Turn your fresh fruits into naturally sweetened desserts. Recipes for berry cobbler, fruit crisps, melon mousse and more.


| August/September 1993



139-026-01

Fresh fruit is delicious eaten whole, but sometimes you just have a craving for a baked dessert.


PHOTO: HORIZON PHOTOGRAPHICS

If you've been growing fruit every summer for as long as you can remember, then you know better than anyone that fruit really is a dessert all by itself. Sweet and juicy-fresh summer fruit can be peeled and sliced or eaten whole with the juice running down your chin. Loaded with vitamins and fiber, seasonal fruit is nature's perfect dessert — a sweet you can sink your teeth into without feeling guilty. Unfortunately, it is true that "we are what we eat," and that we'd prefer not to wear our dessert. Although our minds agree with this, that nagging sweet tooth sometimes isn't satisfied with a plain bowl of sliced fruit. Fortunately, fruit desserts can be low in fat and sugar (fruit is already a natural sweetener), so it is possible to keep that sweet tooth happy.

Baked fruit desserts Fruit crisps and cobblers are easy to prepare on a hot summer day and they're a good way to use up that flat of blueberries before the mold descends. If you find yourself stuck with a few plums, nectarines, and berries, try combining the fruit for an interesting crisp. Too often baked fruit desserts call for large amounts of sugar, which is entirely unnecessary if the seasonal fruit is ripe and sweet. If the ripened fruit is slightly bitter, drizzle a few tablespoons of honey, maple syrup, or fruit juice concentrate over the sliced fruit before adding the topping.

Unfortunately some recipes for baked fruit desserts are high in fat, with pie at the top of the list. Who wants to roll out pie crust on a humid 98 degrees day anyway? Crisps and cobblers are no sweat and don't need to be baked for as much time as pies do. This means the fruit won't be over-baked and mushy. (Frozen fruit should be kept frozen until it's time to bake.) You can slightly reduce the fat (whether it's butter or oil) in your favorite cobbler or crisp recipe without a noticeable difference. Also, try using more fruit for an almost deep-dish cobbler or crisp so that a single serving contains less topping.

Unfortunately, most baked fruit desserts have an undesirable glue-like filling.

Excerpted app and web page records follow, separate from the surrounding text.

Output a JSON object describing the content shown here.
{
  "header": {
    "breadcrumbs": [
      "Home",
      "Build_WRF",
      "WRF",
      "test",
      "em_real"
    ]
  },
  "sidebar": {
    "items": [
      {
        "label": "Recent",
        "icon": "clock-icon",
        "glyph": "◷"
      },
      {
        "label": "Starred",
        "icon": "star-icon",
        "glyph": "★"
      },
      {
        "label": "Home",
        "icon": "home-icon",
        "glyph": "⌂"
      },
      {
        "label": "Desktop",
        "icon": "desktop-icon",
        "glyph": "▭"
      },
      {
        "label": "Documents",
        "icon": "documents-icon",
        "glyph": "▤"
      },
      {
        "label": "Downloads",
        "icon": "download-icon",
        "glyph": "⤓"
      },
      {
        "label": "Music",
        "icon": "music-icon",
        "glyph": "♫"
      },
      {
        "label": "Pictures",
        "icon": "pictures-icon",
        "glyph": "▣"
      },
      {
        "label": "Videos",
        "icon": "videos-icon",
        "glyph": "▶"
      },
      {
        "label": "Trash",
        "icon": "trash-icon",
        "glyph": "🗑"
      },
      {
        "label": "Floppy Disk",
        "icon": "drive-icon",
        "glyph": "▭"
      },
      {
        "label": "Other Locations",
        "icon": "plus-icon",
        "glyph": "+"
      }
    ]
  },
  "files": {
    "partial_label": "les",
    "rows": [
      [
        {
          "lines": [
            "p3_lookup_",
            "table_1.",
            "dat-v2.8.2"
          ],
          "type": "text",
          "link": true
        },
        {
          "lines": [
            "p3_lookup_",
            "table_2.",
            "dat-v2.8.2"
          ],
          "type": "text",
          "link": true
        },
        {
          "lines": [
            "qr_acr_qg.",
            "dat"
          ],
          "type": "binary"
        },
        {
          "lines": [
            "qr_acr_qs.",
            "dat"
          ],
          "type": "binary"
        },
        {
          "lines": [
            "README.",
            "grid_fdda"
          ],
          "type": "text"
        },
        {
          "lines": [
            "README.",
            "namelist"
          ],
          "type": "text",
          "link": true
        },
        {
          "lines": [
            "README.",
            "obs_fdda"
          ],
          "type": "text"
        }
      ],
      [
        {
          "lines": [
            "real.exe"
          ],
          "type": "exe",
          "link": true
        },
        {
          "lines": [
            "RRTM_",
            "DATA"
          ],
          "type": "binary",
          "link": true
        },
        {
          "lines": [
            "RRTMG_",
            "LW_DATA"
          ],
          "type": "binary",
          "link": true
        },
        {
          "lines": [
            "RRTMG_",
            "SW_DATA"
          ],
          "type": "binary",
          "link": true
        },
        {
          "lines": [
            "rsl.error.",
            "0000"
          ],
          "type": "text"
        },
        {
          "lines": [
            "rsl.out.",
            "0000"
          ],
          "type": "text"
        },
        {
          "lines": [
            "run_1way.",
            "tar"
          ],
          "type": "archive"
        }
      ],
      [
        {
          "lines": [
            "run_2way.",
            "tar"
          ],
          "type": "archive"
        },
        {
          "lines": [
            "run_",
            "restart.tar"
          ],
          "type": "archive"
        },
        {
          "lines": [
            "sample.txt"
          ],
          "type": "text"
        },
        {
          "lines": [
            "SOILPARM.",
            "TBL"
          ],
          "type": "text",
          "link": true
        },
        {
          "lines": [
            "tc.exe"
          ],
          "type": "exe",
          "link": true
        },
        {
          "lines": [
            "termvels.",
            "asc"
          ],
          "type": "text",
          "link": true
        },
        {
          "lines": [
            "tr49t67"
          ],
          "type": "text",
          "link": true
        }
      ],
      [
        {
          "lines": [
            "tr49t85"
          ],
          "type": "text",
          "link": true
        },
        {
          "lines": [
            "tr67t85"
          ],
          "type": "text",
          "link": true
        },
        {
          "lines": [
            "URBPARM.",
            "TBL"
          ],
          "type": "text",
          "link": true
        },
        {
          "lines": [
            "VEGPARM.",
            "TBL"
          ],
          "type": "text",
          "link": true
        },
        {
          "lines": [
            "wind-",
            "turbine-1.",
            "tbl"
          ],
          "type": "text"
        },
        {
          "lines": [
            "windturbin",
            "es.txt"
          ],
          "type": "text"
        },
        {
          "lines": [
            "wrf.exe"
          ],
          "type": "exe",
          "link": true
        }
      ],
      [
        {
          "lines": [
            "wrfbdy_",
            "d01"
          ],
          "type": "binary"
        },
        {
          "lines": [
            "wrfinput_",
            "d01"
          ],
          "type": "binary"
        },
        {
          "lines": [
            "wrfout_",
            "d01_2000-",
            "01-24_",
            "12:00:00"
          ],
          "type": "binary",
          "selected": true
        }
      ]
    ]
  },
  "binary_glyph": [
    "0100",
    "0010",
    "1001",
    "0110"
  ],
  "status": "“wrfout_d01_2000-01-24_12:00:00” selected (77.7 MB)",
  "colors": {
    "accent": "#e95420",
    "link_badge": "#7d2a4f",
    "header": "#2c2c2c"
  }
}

There's nothing wrong with some of the fruit's juices sitting on your dessert plate. However, if the fruit juice isn't thickened slightly, the cobbler crust will sink, transforming into a dumpling and losing its crispness. I toss the fruit with one to two teaspoons of arrowroot flour (which can be purchased at health-food stores) that thickens the juices without a cornstarch aftertaste. Also, some fruit is too juicy to be used for baking. Instead of using peaches, which become watery and mushy when baked, I use nectarines mixed with berries.